The Best Ways To Keep Potatoes Fresh

If there's one pantry staple you should always have on hand, it's probably potatoes. The starchy spuds are so incredibly versatile and can please even the pickiest of eaters. Whether you like to slice them for a crisp oven-baked dish, boil them for mashed potatoes, or do nothing more than bake them to enjoy the inside and a crunchy skin, the options are seemingly endless. But few things are worse than pulling your potatoes out only to find they have gone bad or have little sprouts growing everywhere.

According to Rural Sprout, potatoes that have been exposed to light can develop skin that has a greenish hue. It's important to avoid eating potatoes that have such spots because they are actually toxic. That is why everyone should know exactly how to store their potatoes so they keep fresh and can last for months to come. Not to mention, it will help eliminate food waste, which is an added bonus.

Keep your potatoes in the pantry

While Rural Sprout suggests that a root cellar or a place that isn't exposed to light or moisture yet still has some air flow and a cool temperature without freezing is the best place to store your potatoes for up to eight months, many people probably don't have access to something like that. But even if you don't have a place to store tons of potatoes for the long haul, chances are you can recreate the same conditions to prolong the life of your spuds.

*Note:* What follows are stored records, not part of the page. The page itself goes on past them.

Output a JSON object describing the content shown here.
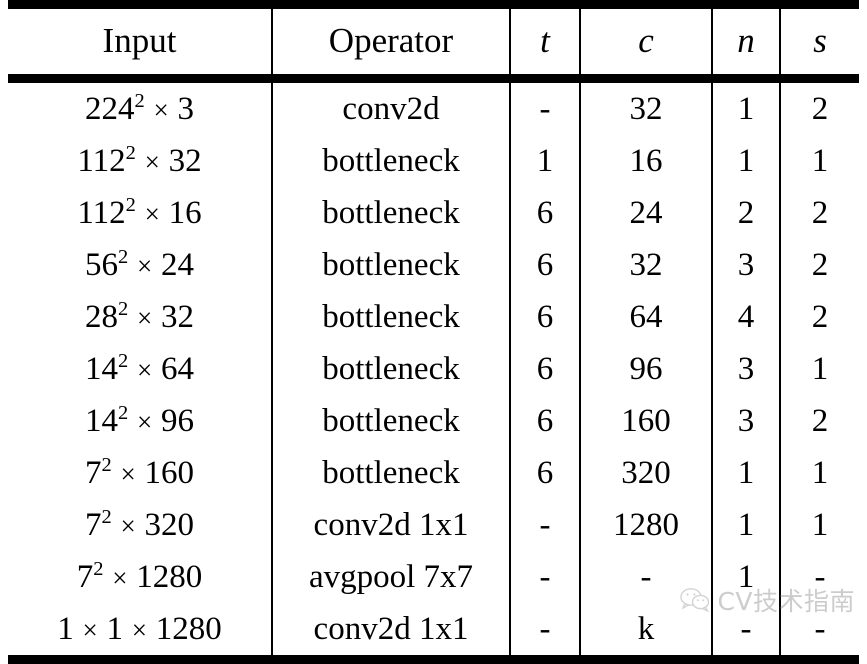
{
  "table": {
    "columns": [
      {
        "key": "input",
        "label": "Input",
        "style": "roman"
      },
      {
        "key": "operator",
        "label": "Operator",
        "style": "roman"
      },
      {
        "key": "t",
        "label": "t",
        "style": "italic"
      },
      {
        "key": "c",
        "label": "c",
        "style": "italic"
      },
      {
        "key": "n",
        "label": "n",
        "style": "italic"
      },
      {
        "key": "s",
        "label": "s",
        "style": "italic"
      }
    ],
    "rows": [
      {
        "input_base": "224",
        "input_exp": "2",
        "input_ch": "3",
        "input": "224² × 3",
        "operator": "conv2d",
        "t": "-",
        "c": "32",
        "n": "1",
        "s": "2"
      },
      {
        "input_base": "112",
        "input_exp": "2",
        "input_ch": "32",
        "input": "112² × 32",
        "operator": "bottleneck",
        "t": "1",
        "c": "16",
        "n": "1",
        "s": "1"
      },
      {
        "input_base": "112",
        "input_exp": "2",
        "input_ch": "16",
        "input": "112² × 16",
        "operator": "bottleneck",
        "t": "6",
        "c": "24",
        "n": "2",
        "s": "2"
      },
      {
        "input_base": "56",
        "input_exp": "2",
        "input_ch": "24",
        "input": "56² × 24",
        "operator": "bottleneck",
        "t": "6",
        "c": "32",
        "n": "3",
        "s": "2"
      },
      {
        "input_base": "28",
        "input_exp": "2",
        "input_ch": "32",
        "input": "28² × 32",
        "operator": "bottleneck",
        "t": "6",
        "c": "64",
        "n": "4",
        "s": "2"
      },
      {
        "input_base": "14",
        "input_exp": "2",
        "input_ch": "64",
        "input": "14² × 64",
        "operator": "bottleneck",
        "t": "6",
        "c": "96",
        "n": "3",
        "s": "1"
      },
      {
        "input_base": "14",
        "input_exp": "2",
        "input_ch": "96",
        "input": "14² × 96",
        "operator": "bottleneck",
        "t": "6",
        "c": "160",
        "n": "3",
        "s": "2"
      },
      {
        "input_base": "7",
        "input_exp": "2",
        "input_ch": "160",
        "input": "7² × 160",
        "operator": "bottleneck",
        "t": "6",
        "c": "320",
        "n": "1",
        "s": "1"
      },
      {
        "input_base": "7",
        "input_exp": "2",
        "input_ch": "320",
        "input": "7² × 320",
        "operator": "conv2d 1x1",
        "t": "-",
        "c": "1280",
        "n": "1",
        "s": "1"
      },
      {
        "input_base": "7",
        "input_exp": "2",
        "input_ch": "1280",
        "input": "7² × 1280",
        "operator": "avgpool 7x7",
        "t": "-",
        "c": "-",
        "n": "1",
        "s": "-"
      },
      {
        "input_base": "1",
        "input_exp": "",
        "input_ch": "1280",
        "input": "1 × 1 × 1280",
        "operator": "conv2d 1x1",
        "t": "-",
        "c": "k",
        "n": "-",
        "s": "-"
      }
    ]
  },
  "watermark": {
    "text": "CV技术指南",
    "icon": "wechat-icon",
    "color": "#7a7a7a"
  },
  "symbols": {
    "times": "×",
    "dash": "-"
  }
}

Whether you grew them yourself and have cured them or simply have too large a bag from the grocery store, you can store your potatoes well using your pantry. According to Food52, you can place potatoes in a paper bag or a container that still allows for some air flow. But you need to take a few things into consideration. The spuds should never be near other fruits like bananas or apples, nor should they be stored with onions. Those kinds of produce can actually cause potatoes to spoil more quickly.

If you have a garage, shed or another place that is cool, dark, and dry, potatoes can be stored there since the space can act as a root cellar.

You can store your potatoes on the counter

According to Food52, potatoes do not respond well to light or moisture, so the countertop is not a place you should store whole, raw potatoes. But if you are preparing your spuds for a dish you plan to eat the same day, you might need to leave them out on the counter for a while. Fortunately, there is a way to prepare your potatoes in advance so you can get more prep work done ahead of time.

One way to protect potatoes that have already been peeled, sliced, or diced is to place them in a bowl and cover them completely with water, according to Healthline. This will prevent browning on the outside of the potatoes while they sit out.

You can also vacuum-seal potatoes that have been cut to prevent spoiling too. However, this is not the best option for long-term storage and extends the life of your potatoes for just one week if put in the refrigerator.

Freezing is another potato storage option

While you likely will not have much luck storing whole potatoes in the freezer for the long term, you can utilize the appliance for potatoes that have been somewhat processed or prepped. According to Rural Sprout, potatoes that are stored in the freezer can last up to a year. It's certainly a great way to keep potatoes good for a long time as well as cut down on meal prep time — but you will need to put in the effort up front. Potatoes prepared and stored this way could be used for dishes like soups, mashed potatoes, roasted, scalloped potatoes, and more.

In order to store potatoes in the freezer, they need to be washed and cut however you'd like them — sliced, diced, matchstick, or otherwise. For the best results, you should vacuum-seal them in an airtight bag to prevent freezer burn. You could, however, try wrapping them in plastic wrap and placing them in another airtight container.

Whatever method you choose, the right choice of storage should really help extend the life of your potatoes.